Under the Dome

Legislature adjourns without touching gun permit mandates


The state Senate took no action on a late-session surprise bill proposed to essentially do away with concealed handgun permits.

The proposal from a group of conservative Republicans would have allowed anyone to carry a pistol hidden from public view in places where it’s legal to carry openly. It passed the House, mostly along party lines with the exception of a handful of Republicans who joined Democrats in opposing it.

The National Rifle Association has been promoting “constitutional carry” in legislatures around the country.

A more successful bill loosens the rules for Sunday hunting. It cleared both the House and Senate in the final hours of the session and went to the governor. It would require a voter referendum for counties seeking to have a local ban on Sunday hunting.

The final version dropped a proposal to allow hunting on Sunday mornings when church is in session.

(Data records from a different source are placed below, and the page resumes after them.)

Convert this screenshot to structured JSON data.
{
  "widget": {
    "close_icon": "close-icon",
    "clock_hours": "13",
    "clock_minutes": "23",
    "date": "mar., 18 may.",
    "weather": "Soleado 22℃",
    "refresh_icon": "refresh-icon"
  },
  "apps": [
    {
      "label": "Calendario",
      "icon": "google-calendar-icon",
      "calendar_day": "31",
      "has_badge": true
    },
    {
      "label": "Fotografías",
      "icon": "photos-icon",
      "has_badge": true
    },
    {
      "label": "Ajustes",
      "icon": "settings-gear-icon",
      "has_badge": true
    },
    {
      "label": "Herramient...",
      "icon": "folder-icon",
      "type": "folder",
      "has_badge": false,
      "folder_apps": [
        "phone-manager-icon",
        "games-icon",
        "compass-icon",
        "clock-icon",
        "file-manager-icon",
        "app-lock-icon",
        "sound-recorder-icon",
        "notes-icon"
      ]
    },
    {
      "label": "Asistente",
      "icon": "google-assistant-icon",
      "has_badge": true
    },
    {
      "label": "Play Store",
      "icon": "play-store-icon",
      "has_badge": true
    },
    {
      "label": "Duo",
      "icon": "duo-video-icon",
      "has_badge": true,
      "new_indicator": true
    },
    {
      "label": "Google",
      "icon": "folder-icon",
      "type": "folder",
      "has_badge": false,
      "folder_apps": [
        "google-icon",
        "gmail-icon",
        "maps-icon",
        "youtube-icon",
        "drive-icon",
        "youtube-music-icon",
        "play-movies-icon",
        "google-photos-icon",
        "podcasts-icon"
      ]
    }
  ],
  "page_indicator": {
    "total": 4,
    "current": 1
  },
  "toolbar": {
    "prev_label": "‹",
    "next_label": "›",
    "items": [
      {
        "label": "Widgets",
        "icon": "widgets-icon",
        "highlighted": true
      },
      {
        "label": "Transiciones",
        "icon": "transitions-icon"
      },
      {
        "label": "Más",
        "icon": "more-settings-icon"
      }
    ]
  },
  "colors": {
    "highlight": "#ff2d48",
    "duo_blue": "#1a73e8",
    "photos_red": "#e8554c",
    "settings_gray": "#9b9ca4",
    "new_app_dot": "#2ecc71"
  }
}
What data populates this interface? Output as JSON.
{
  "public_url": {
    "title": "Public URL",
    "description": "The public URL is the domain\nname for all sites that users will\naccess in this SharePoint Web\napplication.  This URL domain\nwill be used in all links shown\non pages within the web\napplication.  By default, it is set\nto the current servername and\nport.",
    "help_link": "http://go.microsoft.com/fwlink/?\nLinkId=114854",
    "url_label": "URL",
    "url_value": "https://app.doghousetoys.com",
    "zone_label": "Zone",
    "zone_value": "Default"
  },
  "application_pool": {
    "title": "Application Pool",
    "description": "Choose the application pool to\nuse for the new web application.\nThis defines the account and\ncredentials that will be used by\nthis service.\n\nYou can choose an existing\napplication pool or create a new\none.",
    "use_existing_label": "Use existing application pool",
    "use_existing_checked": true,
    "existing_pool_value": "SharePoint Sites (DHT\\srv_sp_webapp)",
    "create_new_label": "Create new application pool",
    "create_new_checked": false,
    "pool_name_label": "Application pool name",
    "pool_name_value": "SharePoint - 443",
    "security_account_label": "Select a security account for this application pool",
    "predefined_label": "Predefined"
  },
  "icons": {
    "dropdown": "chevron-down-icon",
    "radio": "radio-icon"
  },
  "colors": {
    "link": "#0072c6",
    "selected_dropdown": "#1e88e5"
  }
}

Here are some of the other ideas that the N.C. General Assembly considered this year that affect public safety, and where those ideas stood by the time state lawmakers adjourned their more than five-month session early Friday morning. For even more, read our roundups of what happened on education, the environment, taxes, employee pay and benefits, elections, conflicts between the branches of government, and some of the other notable issues of session.

Run over protesters?

Drivers who hit a protester who’s blocking the road couldn’t be sued for injuries if they “exercise due care,” under a bill that passed the House in April. Democrats said the bill raises constitutional concerns because it applies only to situations in which the person hit “is participating in a protest or demonstration and is blocking traffic.”

The bill never got a hearing in the Senate.

Police whistleblowers

Another bill that drew attention but stalled in the Senate proposed to protect whistleblowing law enforcement officers from retaliation.

Sponsored by Republican Rep. Chris Malone of Wake Forest, it would have prohibited agencies from discharging or threatening officers who report abuse or – and this was the sticking point – if they claim they are about to report internal wrongdoing.

The N.C. Sheriffs Association and the N.C. Association of Chiefs of Police fought to defeat the bill, while the N.C. Police Benevolent Association and rank-and-file officers supported it.

Prescription painkillers

Doctors won’t be able to give out quite as many prescription pain pills to first-time patients due to a new law designed to fight the opioid epidemic. It’s called the STOP Act.

The new regulations will discourage “doctor shopping” and lead to fewer unused pills hanging around in medicine cabinets and tempting potential abuse, lawmakers hope. Every day in North Carolina, multiple people die from unintentional overdoses of painkillers or heroin.

The STOP Act also forces doctors to use a statewide database, which was previously optional, to track what prescriptions people get.

Gov. Roy Cooper, who signed the bill into law, is also on a national opioid task force put together by President Donald Trump.

Left-lane driving

A proposal to fine drivers who block traffic in the left lane by driving too slowly was pulled off the House’s calendar in June after passing a few committees.

The Senate version of the bill had died in committee a few months before, but it’s possible the House version could be resurrected next year.

‘Raise the Age’

Following the example of every other state in the country, North Carolina lawmakers voted to stop automatically prosecuting every 16-year-old arrested in the state as an adult, no matter the crime.

Both 16- and 17-year-olds will be typically be treated as juvenile offenders after the Raise The Age bill passed in June following years of prior failed attempts. There are exceptions for certain rare circumstances, such as for violent crimes.

The changes will cost North Carolina tens of millions of dollars to implement, but academic studies and experience elsewhere have shown economic benefits for government and society in the long term.

Motorcycle helmets

An effort to allow helmet-free motorcycling for experienced North Carolina riders didn’t get enough support to pass the House in April, and the bill was never brought up for a vote.

A group of motorcyclists called it the “freedom of choice bill,” but others feared the change would lead to more severe injuries in motorcycle accidents.